On my way to the office this morning I stopped by my favourite coffee emporium in all of Melbourne, a shop at the edge of the Prahran Market called Passionut. I stepped inside to see the place flooded with chocolate bunnies, Easter eggs, the layout of the store in disarray. “Where are Tim and Carol?” I asked the eager guy behind the counter. “Oh, they’ve moved on,” he said, and that was that.

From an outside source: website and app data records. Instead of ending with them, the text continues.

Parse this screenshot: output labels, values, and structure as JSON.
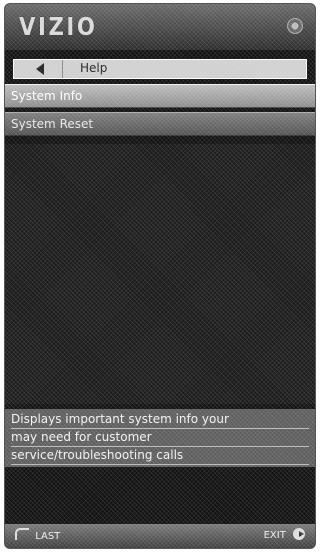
{
  "header": {
    "brand": "VIZIO"
  },
  "nav": {
    "title": "Help"
  },
  "menu": {
    "items": [
      {
        "label": "System Info",
        "state": "selected"
      },
      {
        "label": "System Reset",
        "state": "normal"
      }
    ]
  },
  "description": {
    "lines": [
      "Displays important system info your",
      "may need for customer",
      "service/troubleshooting calls"
    ]
  },
  "footer": {
    "last_label": "LAST",
    "exit_label": "EXIT"
  }
}
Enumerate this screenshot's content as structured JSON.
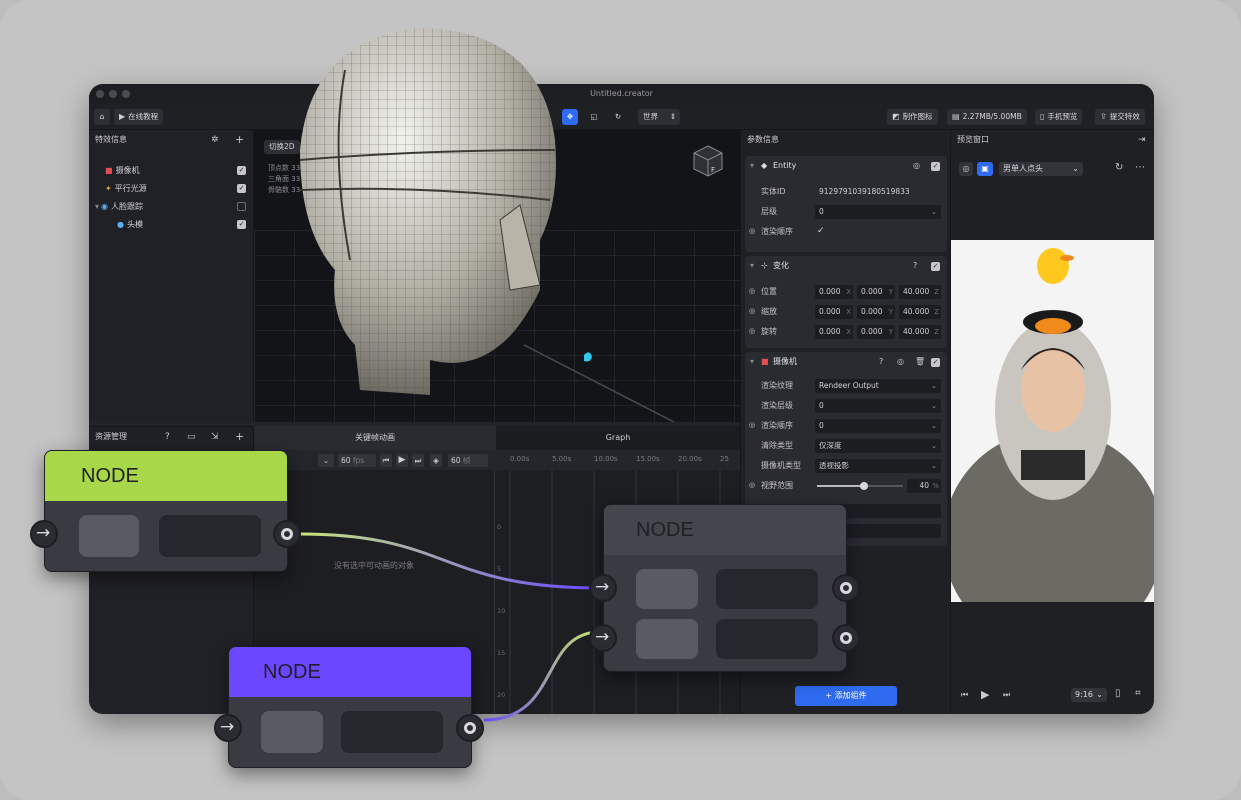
{
  "window": {
    "title": "Untitled.creator"
  },
  "toolbar": {
    "tutorial": "在线教程",
    "space_select": "世界",
    "make_icon": "制作图标",
    "size": "2.27MB/5.00MB",
    "phone_preview": "手机预览",
    "submit": "提交特效"
  },
  "effects_panel": {
    "title": "特效信息",
    "items": [
      {
        "label": "摄像机",
        "checked": true
      },
      {
        "label": "平行光源",
        "checked": true
      },
      {
        "label": "人脸跟踪",
        "checked": false
      },
      {
        "label": "头模",
        "checked": true
      }
    ]
  },
  "assets_panel": {
    "title": "资源管理"
  },
  "viewport": {
    "switch_2d": "切换2D",
    "stats": [
      "顶点数",
      "三角面",
      "骨骼数"
    ],
    "stat_values": [
      "33",
      "33",
      "33"
    ],
    "gizmo_label": "F"
  },
  "bottom_tabs": [
    "关键帧动画",
    "Graph"
  ],
  "timeline": {
    "fps": "60",
    "fps_unit": "fps",
    "frame": "60",
    "frame_unit": "帧",
    "ticks": [
      "0.00s",
      "5.00s",
      "10.00s",
      "15.00s",
      "20.00s",
      "25"
    ],
    "side_ticks": [
      "0",
      "5",
      "10",
      "15",
      "20"
    ],
    "empty_msg": "没有选中可动画的对象"
  },
  "params": {
    "title": "参数信息",
    "entity": {
      "title": "Entity",
      "id_label": "实体ID",
      "id_value": "9129791039180519833",
      "layer_label": "层级",
      "layer_value": "0",
      "order_label": "渲染顺序"
    },
    "transform": {
      "title": "变化",
      "rows": [
        {
          "label": "位置",
          "x": "0.000",
          "y": "0.000",
          "z": "40.000"
        },
        {
          "label": "缩放",
          "x": "0.000",
          "y": "0.000",
          "z": "40.000"
        },
        {
          "label": "旋转",
          "x": "0.000",
          "y": "0.000",
          "z": "40.000"
        }
      ],
      "axes": [
        "X",
        "Y",
        "Z"
      ]
    },
    "camera": {
      "title": "摄像机",
      "rows": [
        {
          "label": "渲染纹理",
          "value": "Rendeer Output"
        },
        {
          "label": "渲染层级",
          "value": "0"
        },
        {
          "label": "渲染顺序",
          "value": "0"
        },
        {
          "label": "清除类型",
          "value": "仅深度"
        },
        {
          "label": "摄像机类型",
          "value": "透视投影"
        }
      ],
      "fov_label": "视野范围",
      "fov_value": "40",
      "fov_unit": "%",
      "fov_level": 0.55
    },
    "add_component": "添加组件"
  },
  "preview": {
    "title": "预览窗口",
    "preset": "男单人点头",
    "ratio": "9:16"
  },
  "nodes": [
    {
      "title": "NODE",
      "accent": "#a8d84a"
    },
    {
      "title": "NODE",
      "accent": "#6a46ff"
    },
    {
      "title": "NODE",
      "accent": "#3a3b42"
    }
  ],
  "colors": {
    "accent_blue": "#2e6bf0",
    "node_green": "#a8d84a",
    "node_purple": "#6a46ff"
  }
}
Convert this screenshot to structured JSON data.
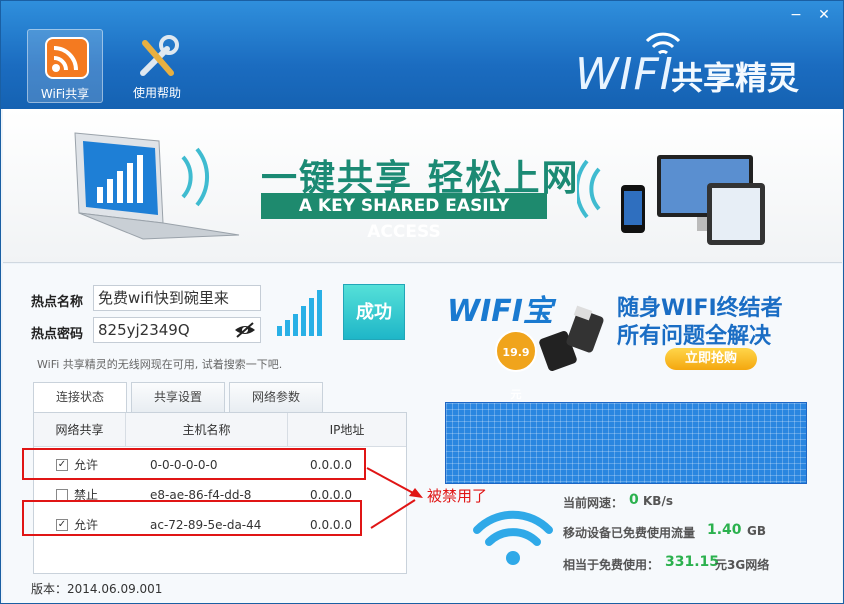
{
  "header": {
    "tools": [
      {
        "label": "WiFi共享",
        "icon": "wifi-share-icon"
      },
      {
        "label": "使用帮助",
        "icon": "tools-icon"
      }
    ],
    "logo_wifi": "WIFI",
    "logo_cn": "共享精灵",
    "window_controls": {
      "minimize": "−",
      "close": "✕"
    }
  },
  "banner": {
    "title": "一键共享 轻松上网",
    "subtitle": "A KEY SHARED EASILY ACCESS"
  },
  "hotspot": {
    "name_label": "热点名称",
    "name_value": "免费wifi快到碗里来",
    "password_label": "热点密码",
    "password_value": "825yj2349Q",
    "status_button": "成功",
    "hint": "WiFi 共享精灵的无线网现在可用, 试着搜索一下吧."
  },
  "tabs": [
    {
      "label": "连接状态",
      "active": true
    },
    {
      "label": "共享设置",
      "active": false
    },
    {
      "label": "网络参数",
      "active": false
    }
  ],
  "table": {
    "headers": [
      "网络共享",
      "主机名称",
      "IP地址"
    ],
    "rows": [
      {
        "checked": true,
        "share": "允许",
        "host": "0-0-0-0-0-0",
        "ip": "0.0.0.0"
      },
      {
        "checked": false,
        "share": "禁止",
        "host": "e8-ae-86-f4-dd-8",
        "ip": "0.0.0.0"
      },
      {
        "checked": true,
        "share": "允许",
        "host": "ac-72-89-5e-da-44",
        "ip": "0.0.0.0"
      }
    ]
  },
  "annotation": "被禁用了",
  "version": "版本：2014.06.09.001",
  "ad": {
    "brand": "WIFI宝",
    "price": "19.9元",
    "line1": "随身WIFI终结者",
    "line2": "所有问题全解决",
    "buy": "立即抢购"
  },
  "stats": {
    "speed_label": "当前网速：",
    "speed_value": "0",
    "speed_unit": "KB/s",
    "traffic_label": "移动设备已免费使用流量",
    "traffic_value": "1.40",
    "traffic_unit": "GB",
    "equiv_label": "相当于免费使用：",
    "equiv_value": "331.15",
    "equiv_unit": "元3G网络"
  }
}
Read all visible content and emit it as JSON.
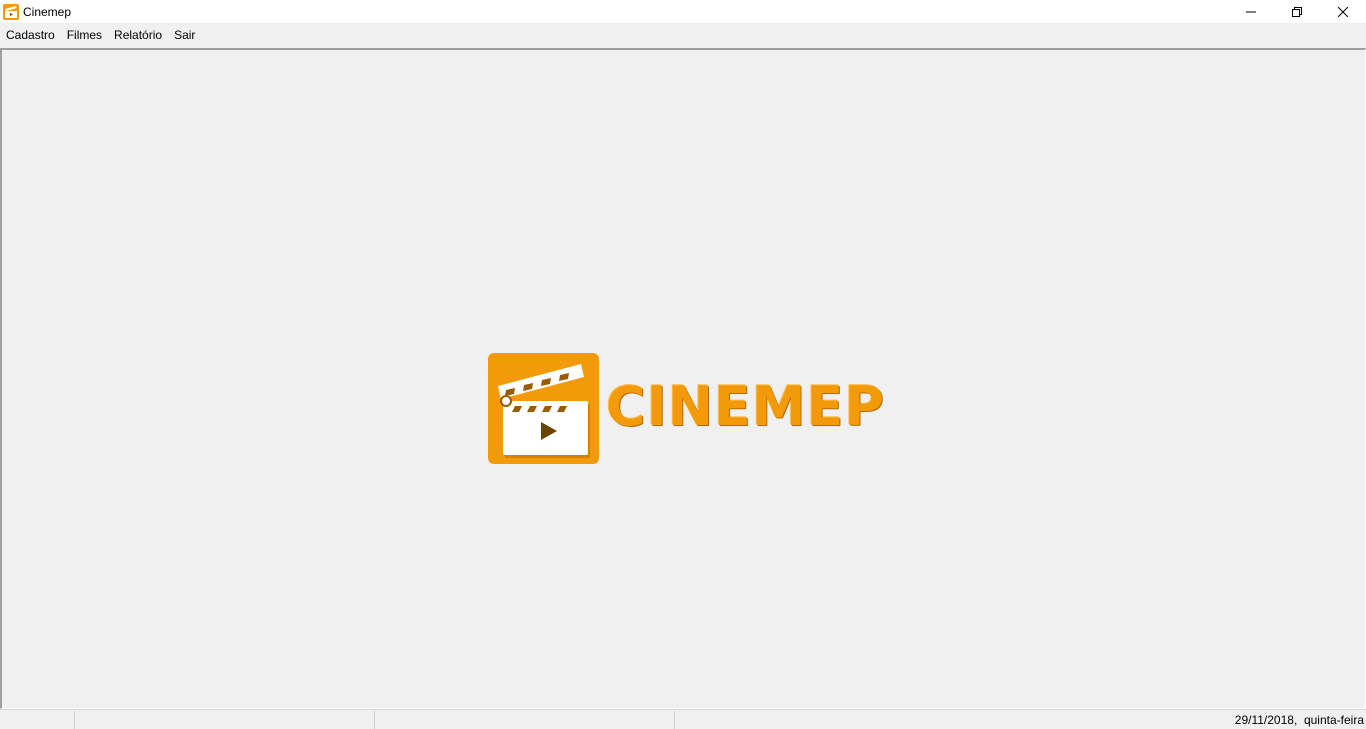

Tim and his wife Carol stocked a range of fantastic coffee, wonderful fresh nuts and dried fruit, and some great chocolate. Chocolate and coffee are two of my real passions in life, I can take either in until the cows come home with little loss in desire to consume more. More than that, buying it from Tim and Carol, a couple who I’ve shared lots of music and more laughs with became an experience in itself. I’d share with them my hopes for meetings I was having to get the music I make into a wider sphere, we’d swap mix-tapes of Eric Bibb and B.B. King among others, time in their shop was refuge. To quote Hugh Mcleod, coffee was the social object but the conversation around it was much more important, and that was never so apparent until today when I wandered in to find they weren’t there anymore.
I’m sure the new owner is a lovely guy and I hope he does well. But I didn’t go back to the shop because of the coffee, I went back because of the relationship I had with the Tim and Carol. I can’t count the number of places I can get coffee from Costa Rica in Melbourne, so I’m off to one of those. I’ve no interest in buying from the new guy, they were all out of the one I like anyway. That experience with one of my favourite things in the world gets tucked away now, forever and ever, amen.
When a brand becomes an experience and takes on a life of its own, neither the creator nor the consumer is in control anymore. That’s a really exciting space to be in, the rules are entirely unwritten. But it also means there’s no way that experience can be transferred, because it is so personal. It’s the final destination for the brand that has achieved everything else, the only place left to go is complete reinvention. That’s where Tim and Carol have gone to, and I guess I’m on my way as well. Good luck guys.